Exercise description: In the entries that follow, how many lines contain "基于SSH的房屋租赁系统的设计与实现"? Answer with the number only.

Items from a data source
========================================

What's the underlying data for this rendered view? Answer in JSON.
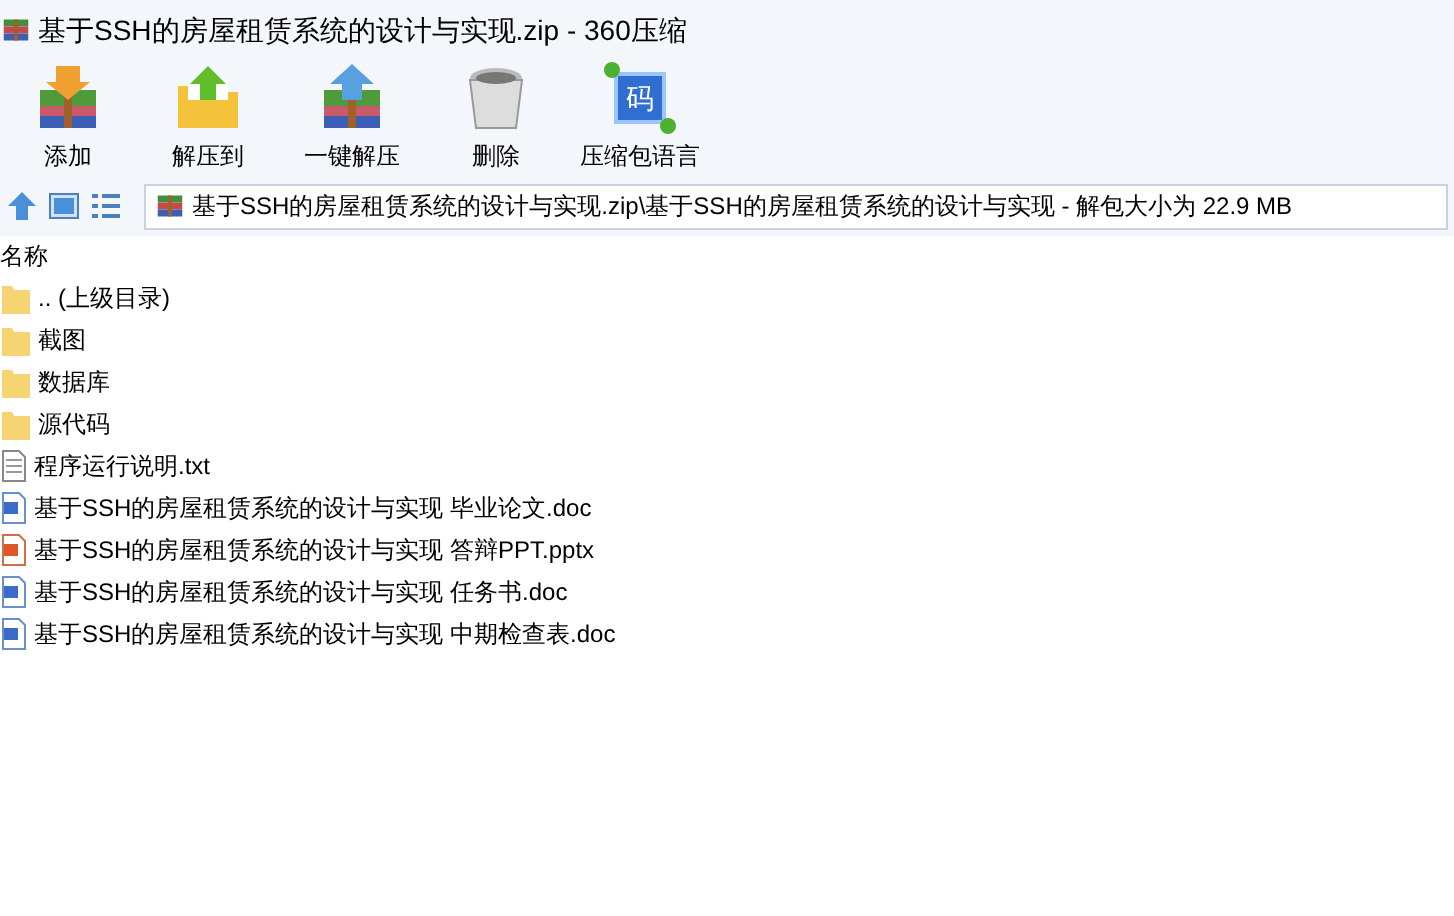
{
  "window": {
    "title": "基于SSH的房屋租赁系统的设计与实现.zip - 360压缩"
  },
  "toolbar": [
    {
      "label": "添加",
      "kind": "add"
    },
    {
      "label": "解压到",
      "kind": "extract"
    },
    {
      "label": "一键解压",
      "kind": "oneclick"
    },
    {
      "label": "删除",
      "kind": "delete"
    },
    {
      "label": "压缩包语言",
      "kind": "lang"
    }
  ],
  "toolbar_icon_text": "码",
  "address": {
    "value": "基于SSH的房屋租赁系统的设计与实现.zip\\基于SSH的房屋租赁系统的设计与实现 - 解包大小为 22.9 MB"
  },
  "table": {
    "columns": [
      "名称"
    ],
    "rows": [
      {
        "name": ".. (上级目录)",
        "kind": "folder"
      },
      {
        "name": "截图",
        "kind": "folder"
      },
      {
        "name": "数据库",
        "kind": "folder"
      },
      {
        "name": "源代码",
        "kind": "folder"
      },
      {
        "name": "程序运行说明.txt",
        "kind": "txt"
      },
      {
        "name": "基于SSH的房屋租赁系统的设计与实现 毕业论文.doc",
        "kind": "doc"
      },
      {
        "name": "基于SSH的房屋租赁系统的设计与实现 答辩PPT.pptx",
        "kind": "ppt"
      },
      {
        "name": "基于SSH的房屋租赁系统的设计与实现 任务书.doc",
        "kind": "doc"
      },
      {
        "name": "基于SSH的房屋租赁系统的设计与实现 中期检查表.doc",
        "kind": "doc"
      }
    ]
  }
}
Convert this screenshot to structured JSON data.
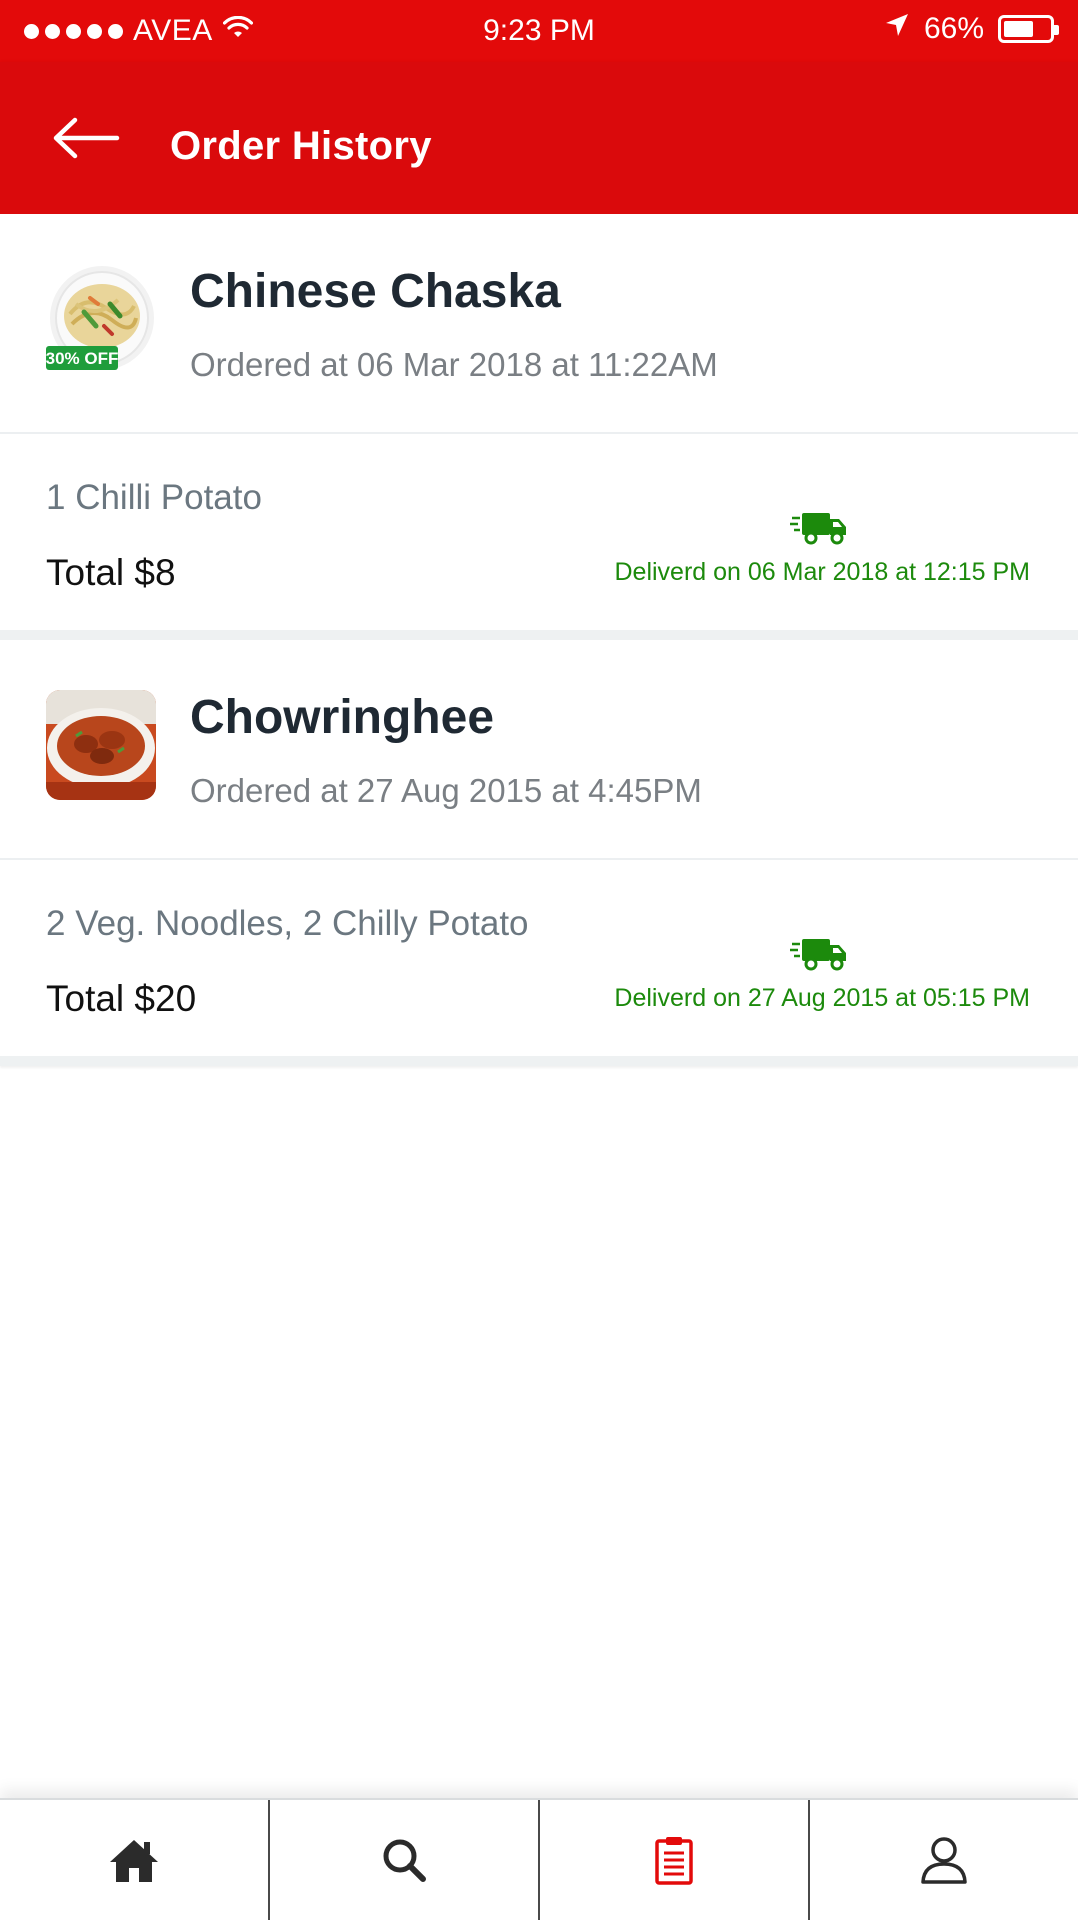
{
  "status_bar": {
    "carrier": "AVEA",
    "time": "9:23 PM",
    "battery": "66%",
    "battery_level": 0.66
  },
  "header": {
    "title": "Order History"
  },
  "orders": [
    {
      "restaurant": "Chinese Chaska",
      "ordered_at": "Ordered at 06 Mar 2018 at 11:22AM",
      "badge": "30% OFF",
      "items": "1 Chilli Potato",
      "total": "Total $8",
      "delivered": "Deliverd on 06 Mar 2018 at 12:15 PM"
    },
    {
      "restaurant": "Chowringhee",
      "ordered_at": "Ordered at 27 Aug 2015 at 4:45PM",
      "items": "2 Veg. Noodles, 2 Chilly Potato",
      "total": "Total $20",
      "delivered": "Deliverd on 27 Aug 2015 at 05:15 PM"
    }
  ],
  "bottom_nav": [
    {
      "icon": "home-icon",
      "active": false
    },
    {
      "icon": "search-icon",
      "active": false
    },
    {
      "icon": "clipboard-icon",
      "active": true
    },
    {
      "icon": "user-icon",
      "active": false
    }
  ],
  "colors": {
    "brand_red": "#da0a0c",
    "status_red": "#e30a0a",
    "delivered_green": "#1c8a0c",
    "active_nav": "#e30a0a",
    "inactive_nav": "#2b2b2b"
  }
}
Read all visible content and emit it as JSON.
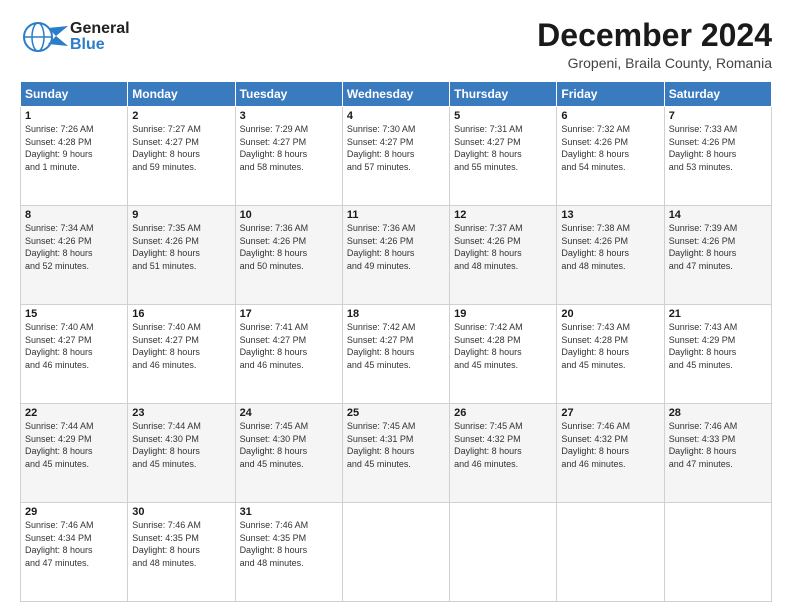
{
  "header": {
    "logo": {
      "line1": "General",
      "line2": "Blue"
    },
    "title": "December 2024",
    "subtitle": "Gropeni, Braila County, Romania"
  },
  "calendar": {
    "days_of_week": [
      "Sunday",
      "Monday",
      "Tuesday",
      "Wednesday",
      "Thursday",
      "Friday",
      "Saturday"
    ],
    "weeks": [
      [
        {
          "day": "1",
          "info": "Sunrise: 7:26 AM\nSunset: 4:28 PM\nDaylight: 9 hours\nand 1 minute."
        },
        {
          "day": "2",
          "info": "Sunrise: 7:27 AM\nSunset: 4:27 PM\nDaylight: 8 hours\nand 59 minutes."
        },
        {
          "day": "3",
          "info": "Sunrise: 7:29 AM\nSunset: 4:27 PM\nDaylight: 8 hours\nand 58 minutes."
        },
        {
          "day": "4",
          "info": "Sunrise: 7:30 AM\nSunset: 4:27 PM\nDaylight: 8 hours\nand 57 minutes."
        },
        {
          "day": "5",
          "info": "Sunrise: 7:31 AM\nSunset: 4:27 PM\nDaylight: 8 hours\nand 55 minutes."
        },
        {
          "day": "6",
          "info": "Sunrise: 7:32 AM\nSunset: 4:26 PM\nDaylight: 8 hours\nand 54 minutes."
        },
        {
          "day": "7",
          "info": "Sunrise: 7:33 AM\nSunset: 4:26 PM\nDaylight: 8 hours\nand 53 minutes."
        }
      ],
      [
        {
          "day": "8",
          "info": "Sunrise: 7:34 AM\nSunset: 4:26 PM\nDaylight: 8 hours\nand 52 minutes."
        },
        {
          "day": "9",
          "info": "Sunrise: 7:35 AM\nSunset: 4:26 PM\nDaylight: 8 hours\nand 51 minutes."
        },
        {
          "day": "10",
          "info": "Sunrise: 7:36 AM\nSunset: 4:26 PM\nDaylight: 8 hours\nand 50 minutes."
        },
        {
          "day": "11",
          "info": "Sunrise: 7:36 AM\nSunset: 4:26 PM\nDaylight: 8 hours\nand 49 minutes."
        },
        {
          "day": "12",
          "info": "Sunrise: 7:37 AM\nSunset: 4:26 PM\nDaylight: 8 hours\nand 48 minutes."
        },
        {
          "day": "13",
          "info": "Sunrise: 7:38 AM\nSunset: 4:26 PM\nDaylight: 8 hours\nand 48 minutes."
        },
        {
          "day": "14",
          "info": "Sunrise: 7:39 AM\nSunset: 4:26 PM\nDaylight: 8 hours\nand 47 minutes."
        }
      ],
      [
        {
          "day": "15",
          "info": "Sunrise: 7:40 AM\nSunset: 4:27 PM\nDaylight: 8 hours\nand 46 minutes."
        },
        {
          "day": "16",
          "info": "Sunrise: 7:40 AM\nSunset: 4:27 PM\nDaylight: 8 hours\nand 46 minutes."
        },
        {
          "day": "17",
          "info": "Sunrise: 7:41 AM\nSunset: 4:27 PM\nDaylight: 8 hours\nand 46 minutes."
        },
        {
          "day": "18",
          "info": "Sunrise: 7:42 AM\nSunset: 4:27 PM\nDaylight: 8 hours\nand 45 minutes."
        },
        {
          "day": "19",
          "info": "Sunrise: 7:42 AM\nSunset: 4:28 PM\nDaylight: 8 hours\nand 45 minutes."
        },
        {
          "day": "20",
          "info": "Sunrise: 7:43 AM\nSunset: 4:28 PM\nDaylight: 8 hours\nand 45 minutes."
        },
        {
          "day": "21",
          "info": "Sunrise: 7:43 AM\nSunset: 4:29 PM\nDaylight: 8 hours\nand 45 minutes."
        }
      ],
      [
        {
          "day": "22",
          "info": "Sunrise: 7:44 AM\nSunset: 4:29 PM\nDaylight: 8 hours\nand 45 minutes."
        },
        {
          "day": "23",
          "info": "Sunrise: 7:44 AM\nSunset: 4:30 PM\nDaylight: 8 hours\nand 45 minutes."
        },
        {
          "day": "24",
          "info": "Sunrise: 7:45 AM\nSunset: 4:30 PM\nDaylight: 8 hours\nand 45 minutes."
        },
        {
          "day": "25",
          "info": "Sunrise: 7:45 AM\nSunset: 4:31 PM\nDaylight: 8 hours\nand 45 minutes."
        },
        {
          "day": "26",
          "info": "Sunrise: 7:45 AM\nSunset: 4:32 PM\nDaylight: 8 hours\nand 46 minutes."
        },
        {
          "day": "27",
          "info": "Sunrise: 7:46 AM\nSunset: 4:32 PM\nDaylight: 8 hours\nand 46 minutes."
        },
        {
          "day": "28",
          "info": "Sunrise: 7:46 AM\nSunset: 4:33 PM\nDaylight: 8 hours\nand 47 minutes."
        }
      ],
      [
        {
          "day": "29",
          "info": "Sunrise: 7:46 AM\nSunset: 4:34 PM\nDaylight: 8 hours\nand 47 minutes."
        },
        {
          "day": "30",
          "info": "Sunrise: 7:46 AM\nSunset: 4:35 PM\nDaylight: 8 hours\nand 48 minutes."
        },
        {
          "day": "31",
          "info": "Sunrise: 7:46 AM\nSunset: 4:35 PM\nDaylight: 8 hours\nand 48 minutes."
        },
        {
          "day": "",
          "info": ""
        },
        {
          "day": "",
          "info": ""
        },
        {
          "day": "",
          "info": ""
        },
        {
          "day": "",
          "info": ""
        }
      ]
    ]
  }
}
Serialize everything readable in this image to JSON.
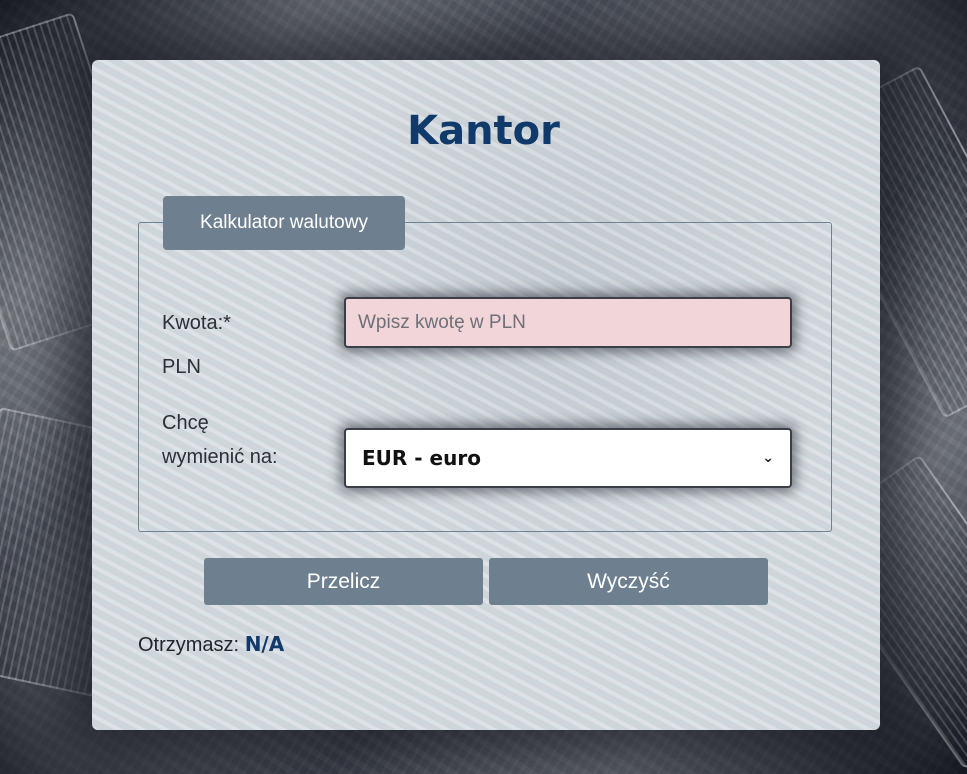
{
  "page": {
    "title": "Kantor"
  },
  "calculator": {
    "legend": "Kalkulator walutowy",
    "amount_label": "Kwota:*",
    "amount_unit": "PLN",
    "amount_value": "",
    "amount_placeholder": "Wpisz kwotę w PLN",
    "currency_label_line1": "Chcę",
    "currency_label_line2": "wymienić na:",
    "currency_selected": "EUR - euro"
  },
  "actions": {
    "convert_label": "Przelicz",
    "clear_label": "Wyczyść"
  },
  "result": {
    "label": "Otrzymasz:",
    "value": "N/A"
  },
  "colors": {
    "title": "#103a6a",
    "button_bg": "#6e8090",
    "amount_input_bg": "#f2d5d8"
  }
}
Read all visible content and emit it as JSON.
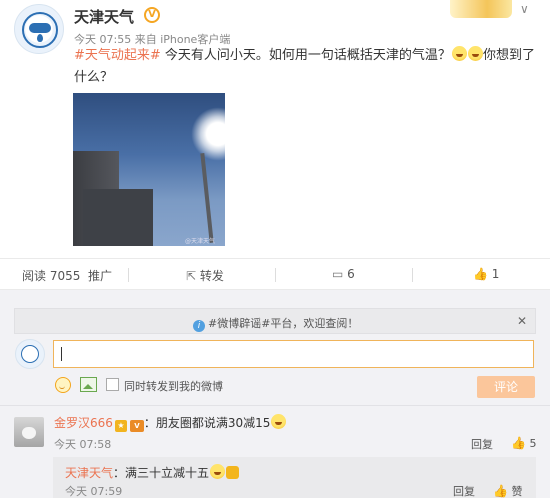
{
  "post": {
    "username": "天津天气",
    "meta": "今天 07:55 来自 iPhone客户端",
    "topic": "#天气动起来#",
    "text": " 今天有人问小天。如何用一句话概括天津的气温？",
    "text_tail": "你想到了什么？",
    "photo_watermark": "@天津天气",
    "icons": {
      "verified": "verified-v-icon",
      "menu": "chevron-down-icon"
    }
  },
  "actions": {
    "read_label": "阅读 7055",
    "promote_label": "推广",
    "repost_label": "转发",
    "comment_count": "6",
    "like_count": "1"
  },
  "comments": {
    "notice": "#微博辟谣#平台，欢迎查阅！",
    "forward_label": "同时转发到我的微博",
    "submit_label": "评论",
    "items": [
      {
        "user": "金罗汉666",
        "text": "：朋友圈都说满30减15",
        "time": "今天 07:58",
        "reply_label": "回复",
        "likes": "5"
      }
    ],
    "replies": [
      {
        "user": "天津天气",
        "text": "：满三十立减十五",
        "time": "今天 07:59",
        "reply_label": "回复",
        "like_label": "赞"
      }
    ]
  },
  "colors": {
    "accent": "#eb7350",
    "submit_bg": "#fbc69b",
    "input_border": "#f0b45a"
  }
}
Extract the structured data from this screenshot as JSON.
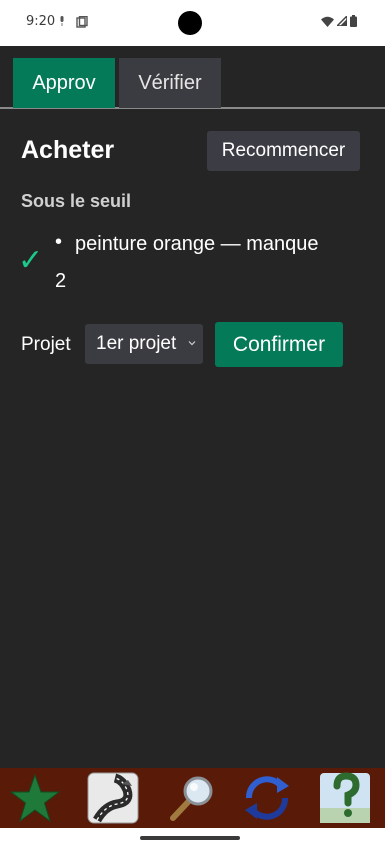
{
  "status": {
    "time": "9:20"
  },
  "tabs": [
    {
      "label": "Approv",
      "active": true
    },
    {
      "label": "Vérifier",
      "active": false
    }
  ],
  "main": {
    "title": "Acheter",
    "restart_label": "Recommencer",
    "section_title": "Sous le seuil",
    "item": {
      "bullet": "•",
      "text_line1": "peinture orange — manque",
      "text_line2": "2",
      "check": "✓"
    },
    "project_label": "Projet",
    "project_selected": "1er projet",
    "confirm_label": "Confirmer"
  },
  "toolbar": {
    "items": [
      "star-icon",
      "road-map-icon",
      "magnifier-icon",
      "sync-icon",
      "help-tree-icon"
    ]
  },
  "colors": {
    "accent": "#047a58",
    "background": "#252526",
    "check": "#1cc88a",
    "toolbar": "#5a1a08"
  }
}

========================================

Written response: 6